All participants — those in the control and treatment groups — will complete surveys and have physical measurements taken four times throughout the study. Measurements for the children include height, weight and waist circumference. Children and adults will have their blood pressure taken during the four screenings.
Meaghan Brown, a graduate student studying human nutrition from Vassalboro, Maine, is coordinating the study in Maine. Brown is responsible for managing the collection of data. She is also writing her master’s thesis on topics related to the project, such as family dynamics and quality of life.
Brown, who hopes to build relationships with her fellow researchers and program participants, would like iCook to leave a lasting impression on participants.
“I hope they continue what they learn outside the study,” Brown says. “It is important for parents and children to be physically active, eat well and spend time together.”

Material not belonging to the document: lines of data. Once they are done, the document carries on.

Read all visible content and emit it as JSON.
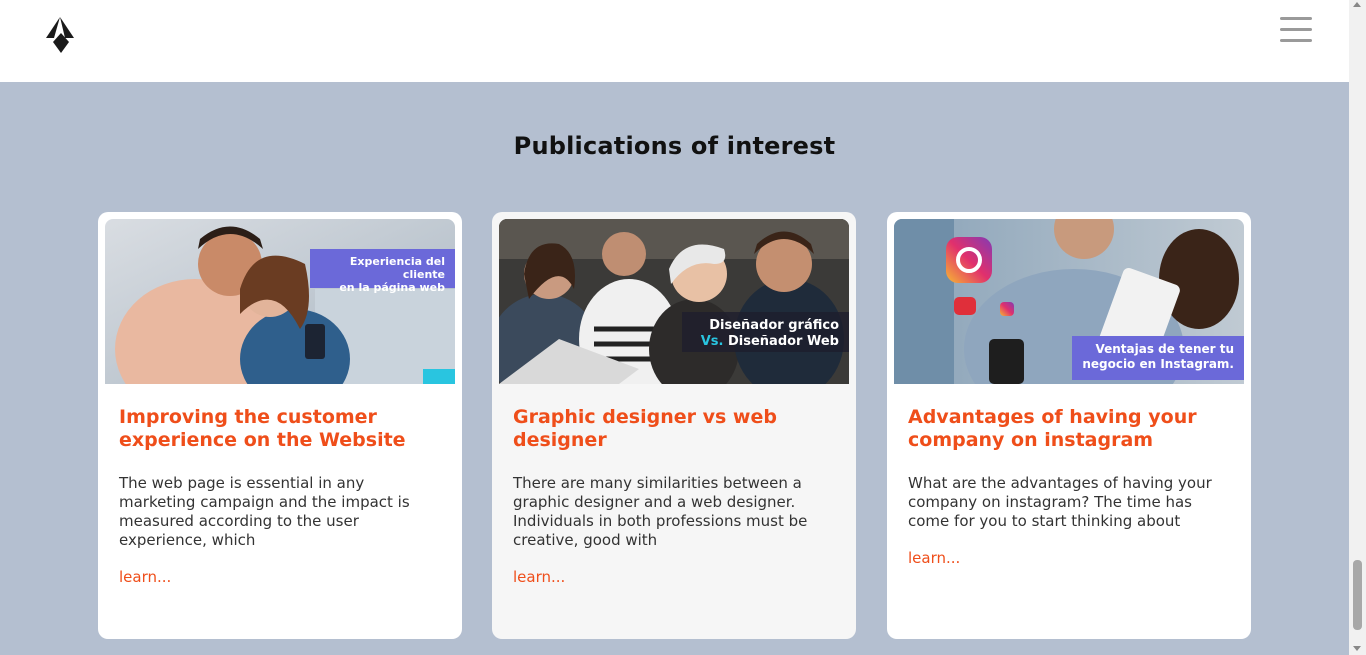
{
  "header": {
    "logo_icon": "brand-logo",
    "menu_icon": "hamburger-menu-icon"
  },
  "section": {
    "title": "Publications of interest"
  },
  "cards": [
    {
      "image_badge": "Experiencia del cliente en la página web",
      "image_badge_line1": "Experiencia del cliente",
      "image_badge_line2": "en la página web",
      "title": "Improving the customer experience on the Website",
      "excerpt": "The web page is essential in any marketing campaign and the impact is measured according to the user experience, which",
      "link": "learn..."
    },
    {
      "image_badge_line1": "Diseñador gráfico",
      "image_badge_vs": "Vs.",
      "image_badge_line2": "Diseñador Web",
      "title": "Graphic designer vs web designer",
      "excerpt": "There are many similarities between a graphic designer and a web designer. Individuals in both professions must be creative, good with",
      "link": "learn..."
    },
    {
      "image_badge_line1": "Ventajas de tener tu",
      "image_badge_line2": "negocio en Instagram.",
      "title": "Advantages of having your company on instagram",
      "excerpt": "What are the advantages of having your company on instagram? The time has come for you to start thinking about",
      "link": "learn..."
    }
  ],
  "colors": {
    "accent": "#ef4e1a",
    "section_bg": "#b4bfd0",
    "badge_bg": "#6b69d9"
  }
}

Study results will also be used in curriculum development that will be integrated into UMaine Extension youth programming. During the fourth year of the study, iCook will be tested for sustainability by its practicality in a nonresearch setting, White says.
“Ultimately we want this curriculum to not sit on a shelf,” White says, adding the community-participatory approach to the study should help increase the sustainability of the team’s work.
White wants participants to be able to go to the grocery store together, know how to make healthful selections and look forward to cooking and eating together. She believes these positive life changes could lead to healthier and happier lives.
“We hope people begin to cook more and eat together more and be more aware of their food,” White says. “We just want people to get back to loving food, understanding food and being able to work with food.”
White says culinary skills and eating together as a family are considered important aspects of following a nutritious diet. She says researchers have shown adolescents are less likely to engage in deviant behavior or to have eating disorders when their families eat together.
Contact: Elyse Kahl, 207.581.3747